Hello! It’s been an embarrassingly long time since I last updated. I realise I wrote the first part of this post about six months ago.
It turns out the second instalment of my road trip is much longer than I thought, so I have decided to do a Peter Jackson and spin it out into a three-part epic. I am hoping it will be just as popular and will generate billions of pounds to support my future endeavours and keep my teabag jar well stocked. I can dream.
Anyway, here goes:
The next part of my plan was to try to get straight to the Gaspésie. On the Saturday morning I left a rainy Tadoussac to try to get the ferry from Les Escoumins across to Rimouski, only to find out when I arrived that the ferry had been cancelled due to bad weather.

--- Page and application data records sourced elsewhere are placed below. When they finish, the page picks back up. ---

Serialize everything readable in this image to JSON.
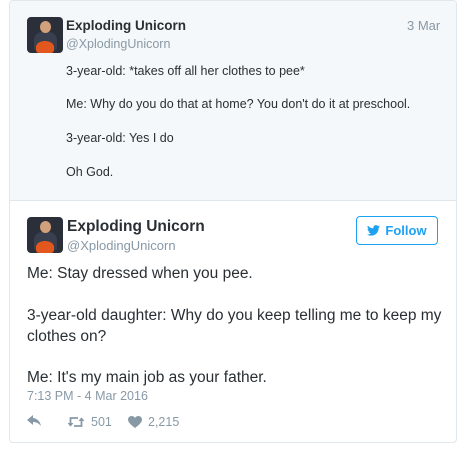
{
  "quoted_tweet": {
    "author_name": "Exploding Unicorn",
    "author_handle": "@XplodingUnicorn",
    "date": "3 Mar",
    "lines": [
      "3-year-old: *takes off all her clothes to pee*",
      "Me: Why do you do that at home? You don't do it at preschool.",
      "3-year-old: Yes I do",
      "Oh God."
    ]
  },
  "main_tweet": {
    "author_name": "Exploding Unicorn",
    "author_handle": "@XplodingUnicorn",
    "follow_label": "Follow",
    "lines": [
      "Me: Stay dressed when you pee.",
      "3-year-old daughter: Why do you keep telling me to keep my",
      "clothes on?",
      "Me: It's my main job as your father."
    ],
    "timestamp": "7:13 PM - 4 Mar 2016",
    "retweet_count": "501",
    "like_count": "2,215"
  },
  "icons": {
    "reply": "reply-icon",
    "retweet": "retweet-icon",
    "like": "heart-icon",
    "follow_bird": "twitter-bird-icon"
  },
  "colors": {
    "accent": "#1da1f2",
    "muted": "#8899a6",
    "quoted_background": "#f5f8fa",
    "text": "#292f33"
  }
}
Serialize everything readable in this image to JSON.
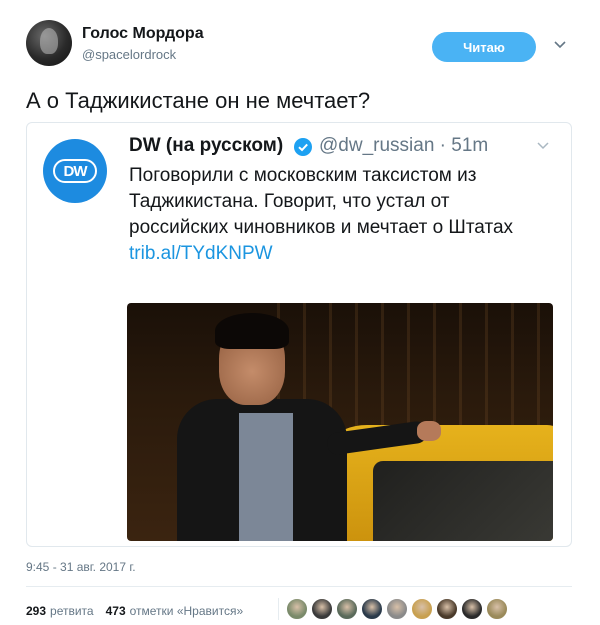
{
  "author": {
    "name": "Голос Мордора",
    "handle": "@spacelordrock"
  },
  "follow_button": "Читаю",
  "tweet_text": "А о Таджикистане он не мечтает?",
  "quoted": {
    "logo_text": "DW",
    "name": "DW (на русском)",
    "handle_time": "@dw_russian · 51m",
    "body": "Поговорили с московским таксистом из Таджикистана. Говорит, что устал от российских чиновников и мечтает о Штатах",
    "link": "trib.al/TYdKNPW"
  },
  "timestamp": "9:45 - 31 авг. 2017 г.",
  "stats": {
    "retweets_count": "293",
    "retweets_label": "ретвита",
    "likes_count": "473",
    "likes_label": "отметки «Нравится»"
  },
  "likers": [
    "#7a8a6a",
    "#3a3a3a",
    "#5a6a5a",
    "#2a3a4a",
    "#8a8a8a",
    "#c8a050",
    "#4a3a2a",
    "#2a2a2a",
    "#9a8a5a"
  ],
  "colors": {
    "accent": "#4ab3f4",
    "link": "#1b95e0",
    "dw_blue": "#1d8be0"
  }
}
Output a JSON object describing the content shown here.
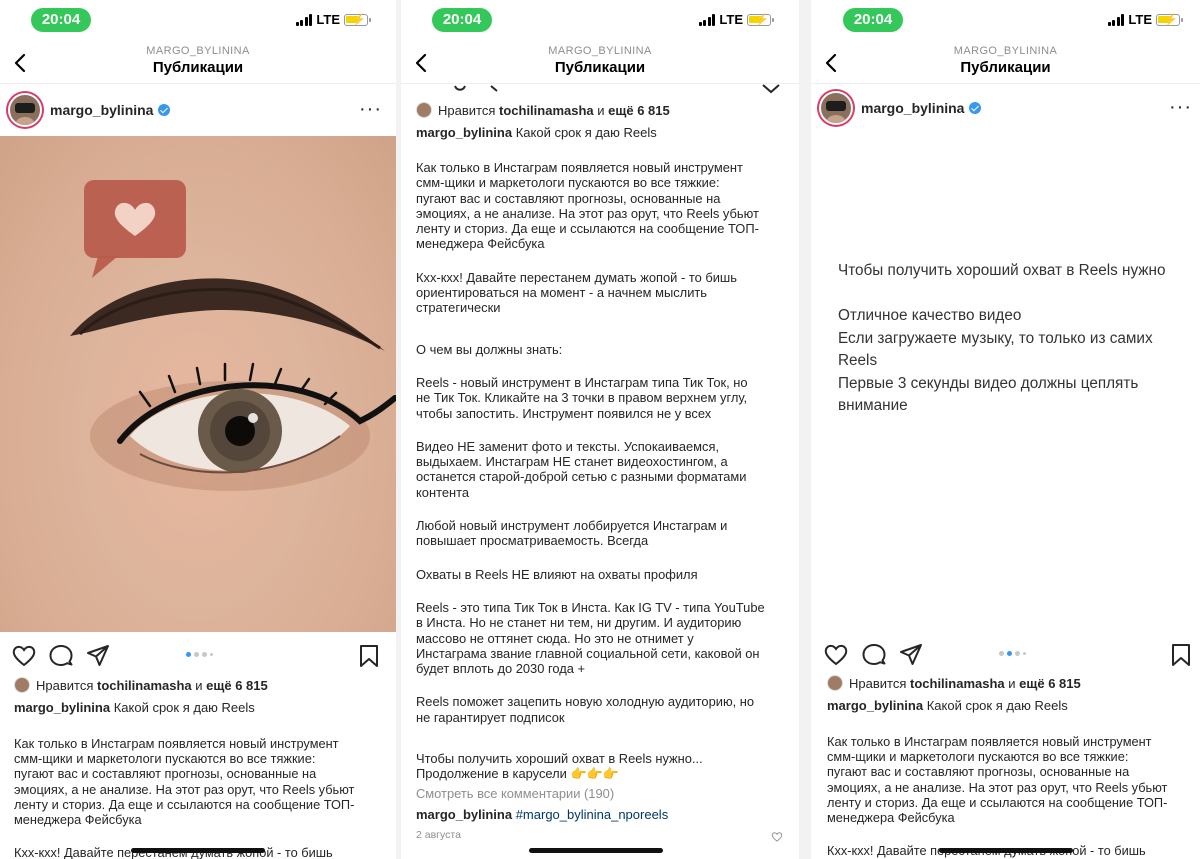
{
  "status": {
    "time": "20:04",
    "network": "LTE"
  },
  "header": {
    "account": "MARGO_BYLININA",
    "title": "Публикации"
  },
  "post": {
    "username": "margo_bylinina",
    "liked_by": "tochilinamasha",
    "likes_prefix": "Нравится",
    "likes_join": "и",
    "likes_count": "ещё 6 815",
    "caption_title": "Какой срок я даю Reels",
    "paragraph_1": "Как только в Инстаграм появляется новый инструмент\nсмм-щики и маркетологи пускаются во все тяжкие:\nпугают вас и составляют прогнозы, основанные на\nэмоциях, а не анализе. На этот раз орут, что Reels убьют\nленту и сториз. Да еще и ссылаются на сообщение ТОП-\nменеджера Фейсбука",
    "paragraph_2_start": "Кхх-кхх! Давайте перестанем думать жопой - то бишь",
    "paragraph_2": "Кхх-кхх! Давайте перестанем думать жопой - то бишь\nориентироваться на момент - а начнем мыслить\nстратегически",
    "paragraph_3": "О чем вы должны знать:",
    "paragraph_4": "Reels - новый инструмент в Инстаграм типа Тик Ток, но\nне Тик Ток. Кликайте на 3 точки в правом верхнем углу,\nчтобы запостить. Инструмент появился не у всех",
    "paragraph_5": "Видео НЕ заменит фото и тексты. Успокаиваемся,\nвыдыхаем. Инстаграм НЕ станет видеохостингом, а\nостанется старой-доброй сетью с разными форматами\nконтента",
    "paragraph_6": "Любой новый инструмент лоббируется Инстаграм и\nповышает просматриваемость. Всегда",
    "paragraph_7": "Охваты в Reels НЕ влияют на охваты профиля",
    "paragraph_8": "Reels - это типа Тик Ток в Инста. Как IG TV - типа YouTube\nв Инста. Но не станет ни тем, ни другим. И аудиторию\nмассово не оттянет сюда. Но это не отнимет у\nИнстаграма звание главной социальной сети, каковой он\nбудет вплоть до 2030 года +",
    "paragraph_9": "Reels поможет зацепить новую холодную аудиторию, но\nне гарантирует подписок",
    "paragraph_10": "Чтобы получить хороший охват в  Reels нужно...\nПродолжение в карусели 👉👉👉",
    "view_comments": "Смотреть все комментарии (190)",
    "hashtag": "#margo_bylinina_nporeels",
    "date": "2 августа"
  },
  "slide3": {
    "text": "Чтобы получить хороший охват в  Reels нужно\n\nОтличное качество видео\nЕсли загружаете музыку, то только из самих\nReels\nПервые 3 секунды видео должны цеплять\nвнимание"
  },
  "colors": {
    "accent": "#3897f0",
    "status_green": "#34c759",
    "heart_sticker": "#b85a4c"
  }
}
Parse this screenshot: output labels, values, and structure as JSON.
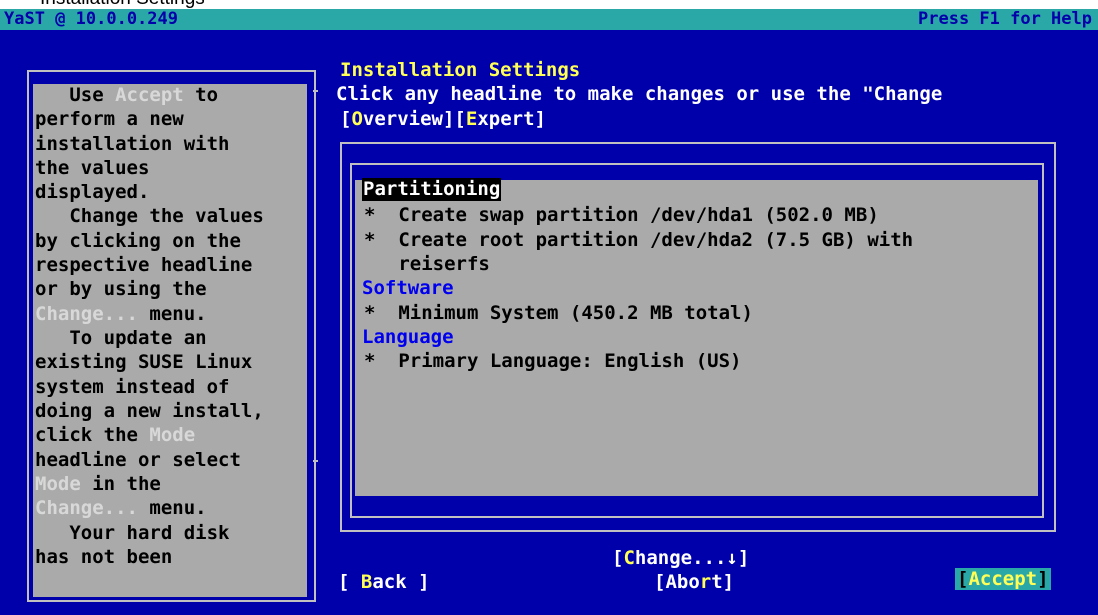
{
  "caption": "Installation Settings",
  "titlebar": {
    "left": "YaST @ 10.0.0.249",
    "right": "Press F1 for Help"
  },
  "heading": "Installation Settings",
  "instruction": "Click any headline to make changes or use the \"Change",
  "views": {
    "overview": "[Overview]",
    "expert": "[Expert]"
  },
  "help": [
    "   Use Accept to",
    "perform a new",
    "installation with",
    "the values",
    "displayed.",
    "   Change the values",
    "by clicking on the",
    "respective headline",
    "or by using the",
    "Change... menu.",
    "   To update an",
    "existing SUSE Linux",
    "system instead of",
    "doing a new install,",
    "click the Mode",
    "headline or select",
    "Mode in the",
    "Change... menu.",
    "   Your hard disk",
    "has not been"
  ],
  "overview": {
    "partitioning": {
      "heading": "Partitioning",
      "items": [
        "*  Create swap partition /dev/hda1 (502.0 MB)",
        "*  Create root partition /dev/hda2 (7.5 GB) with",
        "   reiserfs"
      ]
    },
    "software": {
      "heading": "Software",
      "items": [
        "*  Minimum System (450.2 MB total)"
      ]
    },
    "language": {
      "heading": "Language",
      "items": [
        "*  Primary Language: English (US)"
      ]
    }
  },
  "buttons": {
    "change": "[Change...↓]",
    "back": "[ Back ]",
    "abort": "[Abort]",
    "accept": "[Accept]"
  },
  "colors": {
    "screen": "#0000aa",
    "titlebar": "#2aa8a8",
    "panel": "#aaaaaa",
    "highlight": "#ffff55"
  }
}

Those of us booked onto the ferry were told we could either find accommodation in Les Escoumins to wait for the probably cancelled ferry the next day or try to get to another ferry leaving for Rivière-du-Loup at 5pm from the other side of Tadoussac. We weren’t even sure that ferry would be leaving, either. It was first come first serve. Thus began the rush down to Saint-Siméon in the pouring rain, where I was very happy to discover that I could make the crossing.
Luckily Rivière-du-Loup had always been a planned stopping point, and even the rain couldn’t mask the prettiness of the town. The hostel there is very nice and boasts a kitchen that I would very happily have in my own house. I spent Sunday morning walking around and left by midday to try to get to Bonaventure by the evening. The drive took me all the way along one of the main salmon rivers stopping off in a town on the way that even had a salmon statue and museum. It was a pretty drive with covered bridges, mountains and lots of trees, although none of it compared to when I got to the border with New Brunswick and turned back towards the coast. The view across to Campbellton and the bridge is lovely.
I got into Bonaventure early evening and set up camp next to the beach. Bonaventure is very pretty and for a small town it has a great selection of little shops and a really nice bakery/ café where I had breakfast the next morning (It had proper tea). I was particularly excited because I’d been told there was an excellent restaurant there called La Poissonèrie, although I was disappointed not to find it anywhere when I was looking for a place for supper, only to find it the next day as I was leaving! People did not stop raving about it everywhere I went. I’ll just have to go back.
My stomach wasn’t disappointed for long, though, as I stopped at a restaurant near Percé called La Vieille Usine in L’Anse á Beaufils, which a friend had recommended. The food was delicious and there’s also an art gallery, beach and some walks along the river. The waitress who served me was delighted to find out I’m British and told me she’d learnt English by listening to the Beatles. She had wanted to know what they were saying so she translated their songs with a dictionary and just kept going from there. It had worked well.
The most memorable part of the journey to Percé was when I turned a corner and saw Bonaventure Island and the Percé rock in the distance, two of the most iconic landmarks in Quebec. Within 10 minutes I was on the outskirts of the town and turned into a little campsite where I set up my tent on the cliff with a view of the rock and the island. Not wanting to let the day go to waste, I decided to go on a walk on one of the trails before sunset. I coaxed my poor little car up the steep hill to the trail and left it to walk to the “Grande Crevasse”, which took less than half an hour to get to. The views along the way are wonderful, and I’m told from the top of the hill they are even better. At that time of the evening I met very few people on the path and it was lovely and peaceful, a good end to a day in the car. I took one last look before heading back down to the campsite for supper and to prepare for the next day.
I feel that Percé merits a whole post, especially seeing as I got up at 4am. So stay tuned- no six month wait this time, I promise.
Places to stay/ practicalities en route:
Ferry Saint-Siméon – Rivière du Loup:
Hostel International Rivière-du-Loup:
Basic room: $30
Campsite Bonaventure (Open May-September):
About $15 for my tent, low-season price.
Camping du Phare, Percé:
$20 for my tent, low season price.